October 01, 2012


 Forum explores factors key to new graduate success

Posted Sept. 19, 2012
Recent veterinary graduates, employers, and college deans convened this summer during the AVMA Annual Convention in San Diego to identify the components necessary for success during a veterinarian’s first year in small animal practice.
Approximately 10 individuals from each group participated in the invitation-only roundtable forum, titled “Educating and Employing Successful Graduates,” hosted Aug. 6 by the AVMA Veterinary Economics Strategy Committee. The concept for the forum was raised at the second AVMA-Association of American Veterinary Medical Colleges Joint Economic Meeting during a conversation on veterinary student debt.
“The basic idea is that in order for recent graduates to earn more so that they can pay down their debt more quickly, they need to be able to generate more revenue for the practice in which they work. The critical time frame for enhancing this productivity is the last year of veterinary school and the first year of employment, and this is the focus of the roundtable,” said Dr. Link Welborn, chair of the Veterinary Economics Strategy Committee.
The forum was limited to small animal practice because it represents the largest segment of the veterinary profession, Dr. Welborn explained. Similar roundtables for other segments will be considered if this initial project is successful, he added.
Forum participants agreed that veterinarians beginning a career in small animal medicine will be most successful if they are equipped with the most relevant skills and competencies, are able to create a profit for their employer, receive a sufficient compensation package, and are capable of promoting the value of the veterinary profession.
Input from each of the three groups at the forum will be used by the AVMA Veterinary Economics Strategy Committee to develop and publish materials in three categories: employer expectations for recent graduate skills and competencies, opportunities for local employer-educator partnering to optimize the student-to-employee transition, and mentoring guidelines and resources for employers.

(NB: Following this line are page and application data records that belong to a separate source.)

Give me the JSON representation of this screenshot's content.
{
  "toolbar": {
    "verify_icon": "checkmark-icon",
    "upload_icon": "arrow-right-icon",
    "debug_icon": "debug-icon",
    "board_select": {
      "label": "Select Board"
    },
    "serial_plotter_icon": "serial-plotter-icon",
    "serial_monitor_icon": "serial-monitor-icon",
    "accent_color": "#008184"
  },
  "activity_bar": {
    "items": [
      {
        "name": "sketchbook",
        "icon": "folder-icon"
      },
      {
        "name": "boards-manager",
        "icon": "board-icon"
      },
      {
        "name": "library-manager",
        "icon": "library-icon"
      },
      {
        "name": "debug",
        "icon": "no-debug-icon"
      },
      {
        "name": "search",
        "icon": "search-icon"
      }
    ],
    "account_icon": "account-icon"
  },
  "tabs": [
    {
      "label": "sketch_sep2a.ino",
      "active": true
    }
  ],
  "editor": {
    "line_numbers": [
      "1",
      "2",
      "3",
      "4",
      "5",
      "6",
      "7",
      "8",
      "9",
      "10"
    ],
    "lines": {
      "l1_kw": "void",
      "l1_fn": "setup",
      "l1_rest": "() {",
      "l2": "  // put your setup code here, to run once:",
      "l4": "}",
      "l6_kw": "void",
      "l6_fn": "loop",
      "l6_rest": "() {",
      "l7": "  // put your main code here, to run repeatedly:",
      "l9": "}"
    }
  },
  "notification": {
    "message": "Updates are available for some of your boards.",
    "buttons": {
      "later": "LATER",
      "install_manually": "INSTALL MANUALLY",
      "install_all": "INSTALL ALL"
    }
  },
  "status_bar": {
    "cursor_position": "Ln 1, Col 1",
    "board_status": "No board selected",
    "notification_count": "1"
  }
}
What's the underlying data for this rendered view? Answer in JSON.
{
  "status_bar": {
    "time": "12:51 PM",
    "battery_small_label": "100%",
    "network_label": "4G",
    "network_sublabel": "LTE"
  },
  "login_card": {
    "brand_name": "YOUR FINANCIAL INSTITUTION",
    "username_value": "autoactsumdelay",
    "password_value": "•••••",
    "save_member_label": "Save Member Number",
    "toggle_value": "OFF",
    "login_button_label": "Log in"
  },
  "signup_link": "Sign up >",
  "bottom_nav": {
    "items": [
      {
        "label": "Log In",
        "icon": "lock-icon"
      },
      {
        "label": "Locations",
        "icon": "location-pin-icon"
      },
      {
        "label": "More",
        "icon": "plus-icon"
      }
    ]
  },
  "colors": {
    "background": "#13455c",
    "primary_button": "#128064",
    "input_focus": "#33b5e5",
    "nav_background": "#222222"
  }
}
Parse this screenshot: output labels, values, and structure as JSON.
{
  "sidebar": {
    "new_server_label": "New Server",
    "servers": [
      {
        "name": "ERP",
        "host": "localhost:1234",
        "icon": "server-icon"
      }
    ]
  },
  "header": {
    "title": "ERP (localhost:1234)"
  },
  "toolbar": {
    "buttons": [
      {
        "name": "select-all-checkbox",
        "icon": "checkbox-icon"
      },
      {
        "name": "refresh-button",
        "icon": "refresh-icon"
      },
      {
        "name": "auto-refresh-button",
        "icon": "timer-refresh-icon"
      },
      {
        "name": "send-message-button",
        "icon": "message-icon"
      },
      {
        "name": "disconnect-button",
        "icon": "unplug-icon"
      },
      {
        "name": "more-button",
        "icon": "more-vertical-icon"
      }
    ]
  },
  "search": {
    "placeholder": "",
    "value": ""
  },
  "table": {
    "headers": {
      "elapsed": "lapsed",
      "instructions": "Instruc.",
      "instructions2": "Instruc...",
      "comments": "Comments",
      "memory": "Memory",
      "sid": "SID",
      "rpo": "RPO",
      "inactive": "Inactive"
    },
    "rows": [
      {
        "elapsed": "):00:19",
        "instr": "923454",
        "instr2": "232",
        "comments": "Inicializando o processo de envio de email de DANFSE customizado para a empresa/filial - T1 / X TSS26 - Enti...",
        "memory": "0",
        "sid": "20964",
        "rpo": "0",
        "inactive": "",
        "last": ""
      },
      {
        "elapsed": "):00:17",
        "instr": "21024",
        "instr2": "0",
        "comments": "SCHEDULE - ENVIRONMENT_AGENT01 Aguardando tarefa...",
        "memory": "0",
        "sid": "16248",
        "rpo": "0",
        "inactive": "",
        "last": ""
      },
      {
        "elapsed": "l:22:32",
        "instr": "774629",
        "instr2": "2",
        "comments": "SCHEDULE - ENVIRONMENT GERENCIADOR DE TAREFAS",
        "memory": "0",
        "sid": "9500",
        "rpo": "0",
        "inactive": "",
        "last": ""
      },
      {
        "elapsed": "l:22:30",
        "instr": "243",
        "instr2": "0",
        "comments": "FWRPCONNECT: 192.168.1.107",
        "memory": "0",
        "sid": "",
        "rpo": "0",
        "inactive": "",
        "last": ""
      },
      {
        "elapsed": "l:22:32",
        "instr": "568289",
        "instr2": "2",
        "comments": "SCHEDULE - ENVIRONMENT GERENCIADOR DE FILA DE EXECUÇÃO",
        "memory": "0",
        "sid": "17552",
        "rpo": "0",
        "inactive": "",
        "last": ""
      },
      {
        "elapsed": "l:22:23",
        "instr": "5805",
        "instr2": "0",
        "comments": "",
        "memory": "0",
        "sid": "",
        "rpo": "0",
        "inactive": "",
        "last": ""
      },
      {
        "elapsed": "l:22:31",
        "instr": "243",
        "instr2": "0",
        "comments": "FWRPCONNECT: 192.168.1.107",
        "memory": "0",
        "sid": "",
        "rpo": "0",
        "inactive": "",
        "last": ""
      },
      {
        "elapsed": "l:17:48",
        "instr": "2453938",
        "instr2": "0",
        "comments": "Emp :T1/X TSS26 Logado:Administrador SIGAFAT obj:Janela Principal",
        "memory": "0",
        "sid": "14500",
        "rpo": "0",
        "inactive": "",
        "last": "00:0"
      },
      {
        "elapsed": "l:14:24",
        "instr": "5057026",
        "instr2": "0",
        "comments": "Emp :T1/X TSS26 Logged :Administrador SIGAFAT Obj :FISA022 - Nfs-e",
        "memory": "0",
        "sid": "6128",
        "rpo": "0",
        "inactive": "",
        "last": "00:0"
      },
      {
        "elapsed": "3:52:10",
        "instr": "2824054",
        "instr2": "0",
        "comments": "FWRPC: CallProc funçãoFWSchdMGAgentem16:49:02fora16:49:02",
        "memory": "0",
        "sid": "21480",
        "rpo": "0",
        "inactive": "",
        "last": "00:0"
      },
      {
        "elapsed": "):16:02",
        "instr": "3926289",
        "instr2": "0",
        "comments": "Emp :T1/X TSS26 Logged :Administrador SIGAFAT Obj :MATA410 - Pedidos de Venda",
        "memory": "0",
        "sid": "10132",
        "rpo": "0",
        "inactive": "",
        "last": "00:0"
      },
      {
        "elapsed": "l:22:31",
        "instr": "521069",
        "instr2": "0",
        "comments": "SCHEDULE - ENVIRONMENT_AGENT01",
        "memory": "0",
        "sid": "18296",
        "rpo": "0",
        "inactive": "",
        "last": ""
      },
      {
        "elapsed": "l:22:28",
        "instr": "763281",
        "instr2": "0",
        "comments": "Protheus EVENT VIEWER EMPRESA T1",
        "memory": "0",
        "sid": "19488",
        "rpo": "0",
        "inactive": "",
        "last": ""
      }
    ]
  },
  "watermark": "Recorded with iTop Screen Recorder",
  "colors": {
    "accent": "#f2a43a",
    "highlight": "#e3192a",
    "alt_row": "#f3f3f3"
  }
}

The groups will continue working through the fall with a goal of creating a progress report by late November.